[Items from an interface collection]

····················

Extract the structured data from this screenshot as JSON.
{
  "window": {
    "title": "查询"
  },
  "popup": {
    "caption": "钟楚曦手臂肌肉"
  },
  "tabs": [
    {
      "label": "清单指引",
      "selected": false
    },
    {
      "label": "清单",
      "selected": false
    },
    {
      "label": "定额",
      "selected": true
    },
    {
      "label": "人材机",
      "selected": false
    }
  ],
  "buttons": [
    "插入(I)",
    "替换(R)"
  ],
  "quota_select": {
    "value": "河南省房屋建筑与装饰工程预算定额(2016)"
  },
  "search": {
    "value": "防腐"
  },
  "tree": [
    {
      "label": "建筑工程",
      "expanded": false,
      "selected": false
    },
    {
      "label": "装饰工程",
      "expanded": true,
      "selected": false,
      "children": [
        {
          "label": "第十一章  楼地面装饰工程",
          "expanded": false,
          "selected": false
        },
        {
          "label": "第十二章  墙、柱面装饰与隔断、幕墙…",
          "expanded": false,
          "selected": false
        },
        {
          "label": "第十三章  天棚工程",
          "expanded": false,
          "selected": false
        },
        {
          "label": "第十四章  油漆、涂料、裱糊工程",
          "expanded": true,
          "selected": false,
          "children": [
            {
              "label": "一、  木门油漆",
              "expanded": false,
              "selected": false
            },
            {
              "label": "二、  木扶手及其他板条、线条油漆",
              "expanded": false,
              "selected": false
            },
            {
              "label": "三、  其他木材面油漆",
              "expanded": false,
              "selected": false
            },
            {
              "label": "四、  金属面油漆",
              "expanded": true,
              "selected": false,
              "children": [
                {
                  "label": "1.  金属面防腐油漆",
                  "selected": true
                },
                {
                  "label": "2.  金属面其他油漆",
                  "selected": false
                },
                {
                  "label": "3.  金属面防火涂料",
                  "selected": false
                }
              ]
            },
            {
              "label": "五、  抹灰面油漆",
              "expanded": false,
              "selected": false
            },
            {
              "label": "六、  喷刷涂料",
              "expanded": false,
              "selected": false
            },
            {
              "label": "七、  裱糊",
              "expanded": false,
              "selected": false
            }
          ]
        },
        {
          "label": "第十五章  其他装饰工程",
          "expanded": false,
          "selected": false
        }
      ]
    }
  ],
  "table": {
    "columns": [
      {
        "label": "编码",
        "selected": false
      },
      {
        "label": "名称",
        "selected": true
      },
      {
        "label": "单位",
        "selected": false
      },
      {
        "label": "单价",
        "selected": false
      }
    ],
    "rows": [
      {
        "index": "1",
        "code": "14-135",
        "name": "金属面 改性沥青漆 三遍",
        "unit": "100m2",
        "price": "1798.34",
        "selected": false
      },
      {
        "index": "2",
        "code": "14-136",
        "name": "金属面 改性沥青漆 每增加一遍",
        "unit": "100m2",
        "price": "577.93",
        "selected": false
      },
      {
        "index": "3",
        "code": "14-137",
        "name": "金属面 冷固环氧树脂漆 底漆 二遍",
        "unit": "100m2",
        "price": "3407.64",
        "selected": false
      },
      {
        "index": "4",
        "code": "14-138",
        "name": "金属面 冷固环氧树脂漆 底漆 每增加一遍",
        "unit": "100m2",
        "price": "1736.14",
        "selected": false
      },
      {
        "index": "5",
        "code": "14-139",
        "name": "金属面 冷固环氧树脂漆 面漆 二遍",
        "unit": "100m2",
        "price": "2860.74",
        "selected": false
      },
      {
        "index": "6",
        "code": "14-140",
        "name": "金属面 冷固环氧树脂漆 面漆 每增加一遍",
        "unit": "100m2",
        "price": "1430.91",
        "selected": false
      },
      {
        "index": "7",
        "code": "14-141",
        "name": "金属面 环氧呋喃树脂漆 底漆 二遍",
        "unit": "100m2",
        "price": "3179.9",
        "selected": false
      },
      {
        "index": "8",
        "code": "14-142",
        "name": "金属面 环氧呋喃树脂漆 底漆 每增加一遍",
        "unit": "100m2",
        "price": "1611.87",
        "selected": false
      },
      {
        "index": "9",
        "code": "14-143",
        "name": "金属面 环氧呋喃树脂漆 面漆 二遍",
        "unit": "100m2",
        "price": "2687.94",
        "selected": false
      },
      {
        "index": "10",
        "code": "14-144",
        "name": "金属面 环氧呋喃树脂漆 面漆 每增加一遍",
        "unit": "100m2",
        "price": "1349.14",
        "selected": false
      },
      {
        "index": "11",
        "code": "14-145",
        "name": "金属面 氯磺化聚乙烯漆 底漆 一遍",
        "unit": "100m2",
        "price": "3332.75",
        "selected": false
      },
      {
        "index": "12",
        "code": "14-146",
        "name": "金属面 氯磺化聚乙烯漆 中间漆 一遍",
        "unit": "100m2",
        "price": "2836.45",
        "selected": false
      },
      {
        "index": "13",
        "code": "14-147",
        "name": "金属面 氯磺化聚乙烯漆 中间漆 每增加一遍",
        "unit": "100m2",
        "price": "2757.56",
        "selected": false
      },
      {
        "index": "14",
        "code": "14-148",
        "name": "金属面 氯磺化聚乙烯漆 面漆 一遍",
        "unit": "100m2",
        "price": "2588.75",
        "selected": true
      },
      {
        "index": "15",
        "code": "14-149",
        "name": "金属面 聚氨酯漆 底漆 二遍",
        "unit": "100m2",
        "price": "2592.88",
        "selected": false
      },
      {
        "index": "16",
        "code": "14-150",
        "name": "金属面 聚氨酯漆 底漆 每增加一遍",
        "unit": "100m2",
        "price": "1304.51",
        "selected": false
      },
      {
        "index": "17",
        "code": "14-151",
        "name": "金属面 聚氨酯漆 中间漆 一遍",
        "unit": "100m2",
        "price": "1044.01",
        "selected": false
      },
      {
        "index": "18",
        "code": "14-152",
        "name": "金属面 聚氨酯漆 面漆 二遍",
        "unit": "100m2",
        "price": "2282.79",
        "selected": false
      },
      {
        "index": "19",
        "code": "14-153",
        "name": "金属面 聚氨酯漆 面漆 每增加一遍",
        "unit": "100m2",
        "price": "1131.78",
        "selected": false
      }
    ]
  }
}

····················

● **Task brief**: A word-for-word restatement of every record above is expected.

● **Expected answer**:
Extract the structured data from this screenshot as JSON.
{
  "window": {
    "title": "查询"
  },
  "popup": {
    "caption": "钟楚曦手臂肌肉"
  },
  "tabs": [
    {
      "label": "清单指引",
      "selected": false
    },
    {
      "label": "清单",
      "selected": false
    },
    {
      "label": "定额",
      "selected": true
    },
    {
      "label": "人材机",
      "selected": false
    }
  ],
  "buttons": [
    "插入(I)",
    "替换(R)"
  ],
  "quota_select": {
    "value": "河南省房屋建筑与装饰工程预算定额(2016)"
  },
  "search": {
    "value": "防腐"
  },
  "tree": [
    {
      "label": "建筑工程",
      "expanded": false,
      "selected": false
    },
    {
      "label": "装饰工程",
      "expanded": true,
      "selected": false,
      "children": [
        {
          "label": "第十一章  楼地面装饰工程",
          "expanded": false,
          "selected": false
        },
        {
          "label": "第十二章  墙、柱面装饰与隔断、幕墙…",
          "expanded": false,
          "selected": false
        },
        {
          "label": "第十三章  天棚工程",
          "expanded": false,
          "selected": false
        },
        {
          "label": "第十四章  油漆、涂料、裱糊工程",
          "expanded": true,
          "selected": false,
          "children": [
            {
              "label": "一、  木门油漆",
              "expanded": false,
              "selected": false
            },
            {
              "label": "二、  木扶手及其他板条、线条油漆",
              "expanded": false,
              "selected": false
            },
            {
              "label": "三、  其他木材面油漆",
              "expanded": false,
              "selected": false
            },
            {
              "label": "四、  金属面油漆",
              "expanded": true,
              "selected": false,
              "children": [
                {
                  "label": "1.  金属面防腐油漆",
                  "selected": true
                },
                {
                  "label": "2.  金属面其他油漆",
                  "selected": false
                },
                {
                  "label": "3.  金属面防火涂料",
                  "selected": false
                }
              ]
            },
            {
              "label": "五、  抹灰面油漆",
              "expanded": false,
              "selected": false
            },
            {
              "label": "六、  喷刷涂料",
              "expanded": false,
              "selected": false
            },
            {
              "label": "七、  裱糊",
              "expanded": false,
              "selected": false
            }
          ]
        },
        {
          "label": "第十五章  其他装饰工程",
          "expanded": false,
          "selected": false
        }
      ]
    }
  ],
  "table": {
    "columns": [
      {
        "label": "编码",
        "selected": false
      },
      {
        "label": "名称",
        "selected": true
      },
      {
        "label": "单位",
        "selected": false
      },
      {
        "label": "单价",
        "selected": false
      }
    ],
    "rows": [
      {
        "index": "1",
        "code": "14-135",
        "name": "金属面 改性沥青漆 三遍",
        "unit": "100m2",
        "price": "1798.34",
        "selected": false
      },
      {
        "index": "2",
        "code": "14-136",
        "name": "金属面 改性沥青漆 每增加一遍",
        "unit": "100m2",
        "price": "577.93",
        "selected": false
      },
      {
        "index": "3",
        "code": "14-137",
        "name": "金属面 冷固环氧树脂漆 底漆 二遍",
        "unit": "100m2",
        "price": "3407.64",
        "selected": false
      },
      {
        "index": "4",
        "code": "14-138",
        "name": "金属面 冷固环氧树脂漆 底漆 每增加一遍",
        "unit": "100m2",
        "price": "1736.14",
        "selected": false
      },
      {
        "index": "5",
        "code": "14-139",
        "name": "金属面 冷固环氧树脂漆 面漆 二遍",
        "unit": "100m2",
        "price": "2860.74",
        "selected": false
      },
      {
        "index": "6",
        "code": "14-140",
        "name": "金属面 冷固环氧树脂漆 面漆 每增加一遍",
        "unit": "100m2",
        "price": "1430.91",
        "selected": false
      },
      {
        "index": "7",
        "code": "14-141",
        "name": "金属面 环氧呋喃树脂漆 底漆 二遍",
        "unit": "100m2",
        "price": "3179.9",
        "selected": false
      },
      {
        "index": "8",
        "code": "14-142",
        "name": "金属面 环氧呋喃树脂漆 底漆 每增加一遍",
        "unit": "100m2",
        "price": "1611.87",
        "selected": false
      },
      {
        "index": "9",
        "code": "14-143",
        "name": "金属面 环氧呋喃树脂漆 面漆 二遍",
        "unit": "100m2",
        "price": "2687.94",
        "selected": false
      },
      {
        "index": "10",
        "code": "14-144",
        "name": "金属面 环氧呋喃树脂漆 面漆 每增加一遍",
        "unit": "100m2",
        "price": "1349.14",
        "selected": false
      },
      {
        "index": "11",
        "code": "14-145",
        "name": "金属面 氯磺化聚乙烯漆 底漆 一遍",
        "unit": "100m2",
        "price": "3332.75",
        "selected": false
      },
      {
        "index": "12",
        "code": "14-146",
        "name": "金属面 氯磺化聚乙烯漆 中间漆 一遍",
        "unit": "100m2",
        "price": "2836.45",
        "selected": false
      },
      {
        "index": "13",
        "code": "14-147",
        "name": "金属面 氯磺化聚乙烯漆 中间漆 每增加一遍",
        "unit": "100m2",
        "price": "2757.56",
        "selected": false
      },
      {
        "index": "14",
        "code": "14-148",
        "name": "金属面 氯磺化聚乙烯漆 面漆 一遍",
        "unit": "100m2",
        "price": "2588.75",
        "selected": true
      },
      {
        "index": "15",
        "code": "14-149",
        "name": "金属面 聚氨酯漆 底漆 二遍",
        "unit": "100m2",
        "price": "2592.88",
        "selected": false
      },
      {
        "index": "16",
        "code": "14-150",
        "name": "金属面 聚氨酯漆 底漆 每增加一遍",
        "unit": "100m2",
        "price": "1304.51",
        "selected": false
      },
      {
        "index": "17",
        "code": "14-151",
        "name": "金属面 聚氨酯漆 中间漆 一遍",
        "unit": "100m2",
        "price": "1044.01",
        "selected": false
      },
      {
        "index": "18",
        "code": "14-152",
        "name": "金属面 聚氨酯漆 面漆 二遍",
        "unit": "100m2",
        "price": "2282.79",
        "selected": false
      },
      {
        "index": "19",
        "code": "14-153",
        "name": "金属面 聚氨酯漆 面漆 每增加一遍",
        "unit": "100m2",
        "price": "1131.78",
        "selected": false
      }
    ]
  }
}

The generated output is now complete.